Neuroscience Department.

 

Neuroscience

The neuroscience major at Drew is a multidisciplinary program of study that allows students to explore the brain from the perspectives of many different disciplines, including anthropology, biology, chemistry, computer science, mathematics, physics, philosophy and psychology. After building a firm background in biology, psychology and chemistry, majors study neuroscience topics at more advanced levels. In biology, students tease apart the function of genes and molecules in the brain, investigate how neurons connect with each other in physiological systems and networks that provide the physical substrate for both our conscious and subconscious experiences, and explore animal behavior from an evolutionary viewpoint. In psychology, students look at the anatomical basis of behavior, and examine the data and theory of learning, memory, sensation, perception, language, motivation, reasoning, and creativity. Examples of other ways of studying neuroscience include exploring the pharmacology of drugs designed to treat mental illnesses in a chemistry course or examining how a machine can be programmed to be able to process language and engage in visual perception in a computer science course.

Research Opportunities

One area of strength in Drew’s neuroscience program is its employment of laboratory and research experiences. Drew’s technologically sophisticated neuroscience laboratories are designed to give students broad access to applied experiences in studying the brain. All majors take laboratory courses in which they image live neurons with fluorescent microscopy, measure brain chemicals in animals, and examine changes in brain morphology due to drug exposure, and use computers to study neuroanatomy and neurophysiology and for data collection, statistical analysis and graphic presentations.
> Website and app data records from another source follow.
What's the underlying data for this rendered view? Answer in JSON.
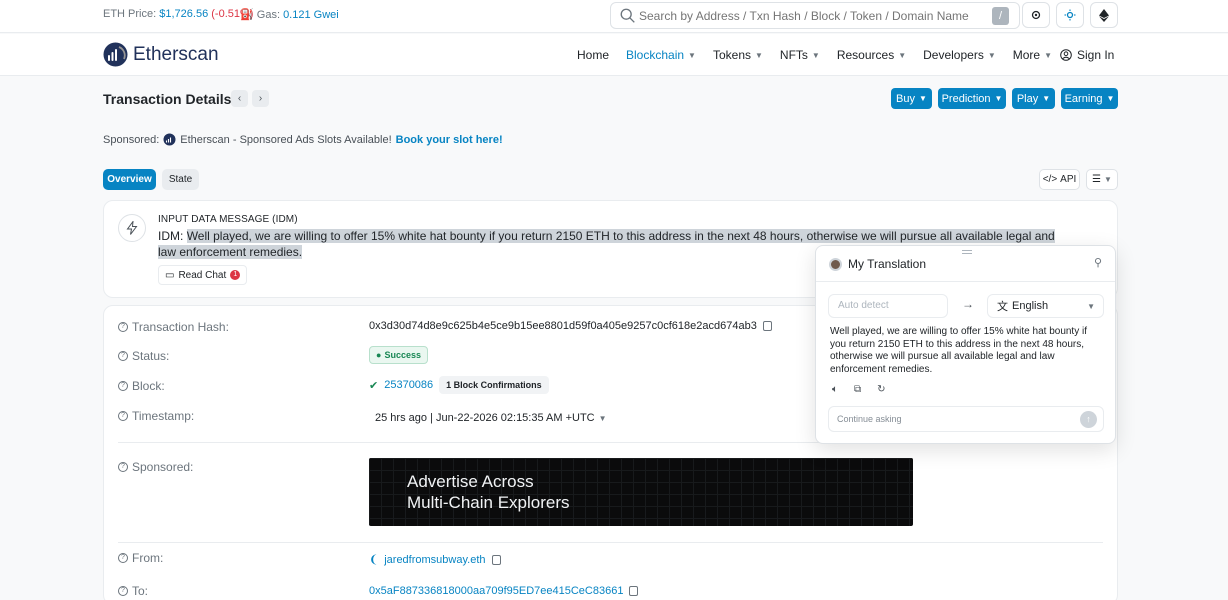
{
  "topbar": {
    "eth_label": "ETH Price:",
    "eth_price": "$1,726.56",
    "eth_change": "(-0.51%)",
    "gas_label": "Gas:",
    "gas_value": "0.121 Gwei",
    "search_placeholder": "Search by Address / Txn Hash / Block / Token / Domain Name",
    "search_shortcut": "/"
  },
  "nav": {
    "brand": "Etherscan",
    "items": [
      {
        "label": "Home",
        "dropdown": false,
        "active": false
      },
      {
        "label": "Blockchain",
        "dropdown": true,
        "active": true
      },
      {
        "label": "Tokens",
        "dropdown": true,
        "active": false
      },
      {
        "label": "NFTs",
        "dropdown": true,
        "active": false
      },
      {
        "label": "Resources",
        "dropdown": true,
        "active": false
      },
      {
        "label": "Developers",
        "dropdown": true,
        "active": false
      },
      {
        "label": "More",
        "dropdown": true,
        "active": false
      }
    ],
    "signin": "Sign In"
  },
  "header": {
    "title": "Transaction Details",
    "buttons": [
      "Buy",
      "Prediction",
      "Play",
      "Earning"
    ]
  },
  "sponsored": {
    "label": "Sponsored:",
    "text": "Etherscan - Sponsored Ads Slots Available!",
    "link": "Book your slot here!"
  },
  "tabs": {
    "overview": "Overview",
    "state": "State",
    "api": "API"
  },
  "idm": {
    "title": "INPUT DATA MESSAGE (IDM)",
    "prefix": "IDM:",
    "message": "Well played, we are willing to offer 15% white hat bounty if you return 2150 ETH to this address in the next 48 hours, otherwise we will pursue all available legal and law enforcement remedies.",
    "read_chat": "Read Chat",
    "badge": "1"
  },
  "details": {
    "tx_hash_label": "Transaction Hash:",
    "tx_hash": "0x3d30d74d8e9c625b4e5ce9b15ee8801d59f0a405e9257c0cf618e2acd674ab3",
    "status_label": "Status:",
    "status": "Success",
    "block_label": "Block:",
    "block": "25370086",
    "block_confirmations": "1 Block Confirmations",
    "timestamp_label": "Timestamp:",
    "timestamp": "25 hrs ago | Jun-22-2026 02:15:35 AM +UTC",
    "sponsored_label": "Sponsored:",
    "ad_line1": "Advertise Across",
    "ad_line2": "Multi-Chain Explorers",
    "from_label": "From:",
    "from": "jaredfromsubway.eth",
    "to_label": "To:",
    "to": "0x5aF887336818000aa709f95ED7ee415CeC83661"
  },
  "translation": {
    "title": "My Translation",
    "source": "Auto detect",
    "target": "English",
    "output": "Well played, we are willing to offer 15% white hat bounty if you return 2150 ETH to this address in the next 48 hours, otherwise we will pursue all available legal and law enforcement remedies.",
    "input_placeholder": "Continue asking"
  },
  "colors": {
    "accent": "#0784c3",
    "brand_dark": "#21325b",
    "success": "#198754",
    "danger": "#dc3545"
  }
}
All members of the Neuroscience Program have active research programs and work with students on research projects throughout the year.

Investigate

  • cellular, behavioral and computational neuroscience
  • electrophysiology
  • cell culture
  • brain neurochemistry

Research

  • potential treatments for dementia
  • brain responses to stress
  • olfactory system organization
  • drug addiction
  • models of visual processing

Featured Faculty

Dr. Graham A. Cousens

Program Director, Associate Professor of Psychology

Dr. Cousens’ research utilizes electrophysiological and behavioral techniques to examine how the brain represents sensory information and how it maintains information over time. Areas of research interest include olfactory learning and memory, emotional processes and addiction.